* _YOUR GOAL_
Of the lines below, count those containing the word "value". Reply with the number alone.

* _DATASET EXCERPTS_
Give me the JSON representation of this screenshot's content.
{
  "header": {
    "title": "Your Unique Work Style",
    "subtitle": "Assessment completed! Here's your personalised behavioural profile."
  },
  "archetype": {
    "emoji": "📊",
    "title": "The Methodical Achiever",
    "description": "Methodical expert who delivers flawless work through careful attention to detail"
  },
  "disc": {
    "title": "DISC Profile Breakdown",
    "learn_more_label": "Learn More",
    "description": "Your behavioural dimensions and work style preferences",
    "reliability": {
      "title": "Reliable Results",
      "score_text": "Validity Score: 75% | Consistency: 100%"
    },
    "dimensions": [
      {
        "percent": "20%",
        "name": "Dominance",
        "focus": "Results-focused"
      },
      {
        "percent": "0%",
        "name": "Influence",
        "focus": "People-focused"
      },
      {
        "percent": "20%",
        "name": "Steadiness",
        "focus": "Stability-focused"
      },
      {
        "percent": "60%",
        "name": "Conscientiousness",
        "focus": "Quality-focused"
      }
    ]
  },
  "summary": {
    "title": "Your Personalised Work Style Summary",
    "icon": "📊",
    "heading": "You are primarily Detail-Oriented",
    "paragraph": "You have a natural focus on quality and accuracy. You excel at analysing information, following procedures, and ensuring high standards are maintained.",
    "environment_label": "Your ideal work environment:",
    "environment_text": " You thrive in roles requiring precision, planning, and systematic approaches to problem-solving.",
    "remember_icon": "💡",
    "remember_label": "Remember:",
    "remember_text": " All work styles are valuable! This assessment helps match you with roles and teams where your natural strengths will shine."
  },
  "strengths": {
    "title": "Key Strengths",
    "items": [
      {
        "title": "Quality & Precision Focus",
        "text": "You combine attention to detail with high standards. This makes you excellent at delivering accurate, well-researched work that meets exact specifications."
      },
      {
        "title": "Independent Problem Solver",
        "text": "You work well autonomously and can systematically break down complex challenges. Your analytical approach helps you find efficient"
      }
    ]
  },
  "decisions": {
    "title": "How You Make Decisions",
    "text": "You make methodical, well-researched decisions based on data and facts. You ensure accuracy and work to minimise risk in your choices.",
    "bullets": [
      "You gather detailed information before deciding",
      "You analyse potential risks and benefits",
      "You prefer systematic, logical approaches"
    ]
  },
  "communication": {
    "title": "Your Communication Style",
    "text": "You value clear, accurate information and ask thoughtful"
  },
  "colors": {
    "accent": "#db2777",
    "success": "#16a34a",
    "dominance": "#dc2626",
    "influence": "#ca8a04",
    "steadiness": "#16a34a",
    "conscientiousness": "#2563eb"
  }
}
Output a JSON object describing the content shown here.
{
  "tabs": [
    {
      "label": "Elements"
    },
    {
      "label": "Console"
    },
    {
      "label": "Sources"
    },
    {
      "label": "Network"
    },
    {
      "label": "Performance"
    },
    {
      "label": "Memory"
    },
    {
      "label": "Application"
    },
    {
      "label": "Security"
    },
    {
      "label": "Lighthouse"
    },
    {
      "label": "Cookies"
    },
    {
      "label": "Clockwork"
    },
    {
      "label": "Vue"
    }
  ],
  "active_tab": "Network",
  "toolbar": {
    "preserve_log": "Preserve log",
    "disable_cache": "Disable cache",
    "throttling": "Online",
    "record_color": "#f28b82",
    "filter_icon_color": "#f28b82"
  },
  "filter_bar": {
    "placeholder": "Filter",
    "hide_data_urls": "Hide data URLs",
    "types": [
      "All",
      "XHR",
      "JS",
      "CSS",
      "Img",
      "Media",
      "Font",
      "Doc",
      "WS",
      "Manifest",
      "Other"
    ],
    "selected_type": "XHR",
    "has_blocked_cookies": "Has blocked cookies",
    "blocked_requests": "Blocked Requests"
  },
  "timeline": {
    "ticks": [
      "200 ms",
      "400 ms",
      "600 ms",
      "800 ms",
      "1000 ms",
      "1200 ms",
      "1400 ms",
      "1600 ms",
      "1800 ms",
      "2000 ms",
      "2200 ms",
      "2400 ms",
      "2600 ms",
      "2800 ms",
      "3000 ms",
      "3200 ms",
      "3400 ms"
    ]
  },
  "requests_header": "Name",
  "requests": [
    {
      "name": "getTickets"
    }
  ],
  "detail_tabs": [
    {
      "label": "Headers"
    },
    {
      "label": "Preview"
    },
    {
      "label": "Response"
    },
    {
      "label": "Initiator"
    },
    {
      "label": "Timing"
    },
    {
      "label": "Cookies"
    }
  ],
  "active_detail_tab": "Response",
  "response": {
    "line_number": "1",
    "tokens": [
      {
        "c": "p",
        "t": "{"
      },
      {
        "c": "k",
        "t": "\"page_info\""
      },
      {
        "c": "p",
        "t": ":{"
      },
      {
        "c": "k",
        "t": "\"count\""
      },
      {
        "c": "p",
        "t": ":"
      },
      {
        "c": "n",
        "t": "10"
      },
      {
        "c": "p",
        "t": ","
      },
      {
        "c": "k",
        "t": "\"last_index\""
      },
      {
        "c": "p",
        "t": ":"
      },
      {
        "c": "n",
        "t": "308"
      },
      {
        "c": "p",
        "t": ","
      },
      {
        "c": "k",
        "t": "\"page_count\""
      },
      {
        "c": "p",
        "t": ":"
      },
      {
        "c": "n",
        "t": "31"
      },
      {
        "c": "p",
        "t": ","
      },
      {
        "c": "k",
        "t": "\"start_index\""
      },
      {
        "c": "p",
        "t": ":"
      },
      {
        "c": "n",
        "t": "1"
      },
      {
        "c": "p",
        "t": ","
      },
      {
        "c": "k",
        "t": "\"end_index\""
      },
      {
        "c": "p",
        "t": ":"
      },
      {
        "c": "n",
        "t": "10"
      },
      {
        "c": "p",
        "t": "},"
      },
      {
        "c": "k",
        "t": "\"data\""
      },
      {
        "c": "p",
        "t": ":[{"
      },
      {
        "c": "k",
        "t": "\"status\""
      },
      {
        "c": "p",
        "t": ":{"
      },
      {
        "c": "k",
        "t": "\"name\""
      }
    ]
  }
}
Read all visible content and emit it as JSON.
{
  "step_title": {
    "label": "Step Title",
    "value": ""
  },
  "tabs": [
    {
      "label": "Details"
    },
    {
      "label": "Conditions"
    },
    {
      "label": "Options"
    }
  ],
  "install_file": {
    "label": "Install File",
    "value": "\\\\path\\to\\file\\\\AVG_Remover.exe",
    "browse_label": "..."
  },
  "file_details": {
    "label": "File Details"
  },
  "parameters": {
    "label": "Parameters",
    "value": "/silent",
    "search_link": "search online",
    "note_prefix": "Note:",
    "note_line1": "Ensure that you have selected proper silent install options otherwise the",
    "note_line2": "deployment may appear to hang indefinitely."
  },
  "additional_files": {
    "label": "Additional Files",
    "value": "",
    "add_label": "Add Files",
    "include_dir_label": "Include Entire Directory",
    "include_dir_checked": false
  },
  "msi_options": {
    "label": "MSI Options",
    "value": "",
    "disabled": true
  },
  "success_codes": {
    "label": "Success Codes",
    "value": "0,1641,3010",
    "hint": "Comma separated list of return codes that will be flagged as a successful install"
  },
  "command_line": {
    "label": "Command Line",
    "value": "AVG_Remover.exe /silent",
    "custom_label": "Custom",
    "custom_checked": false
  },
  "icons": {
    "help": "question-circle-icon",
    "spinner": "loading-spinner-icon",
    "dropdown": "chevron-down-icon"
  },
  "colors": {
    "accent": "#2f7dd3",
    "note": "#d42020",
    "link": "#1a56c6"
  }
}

* _RESPONSE TO THE TASK_
8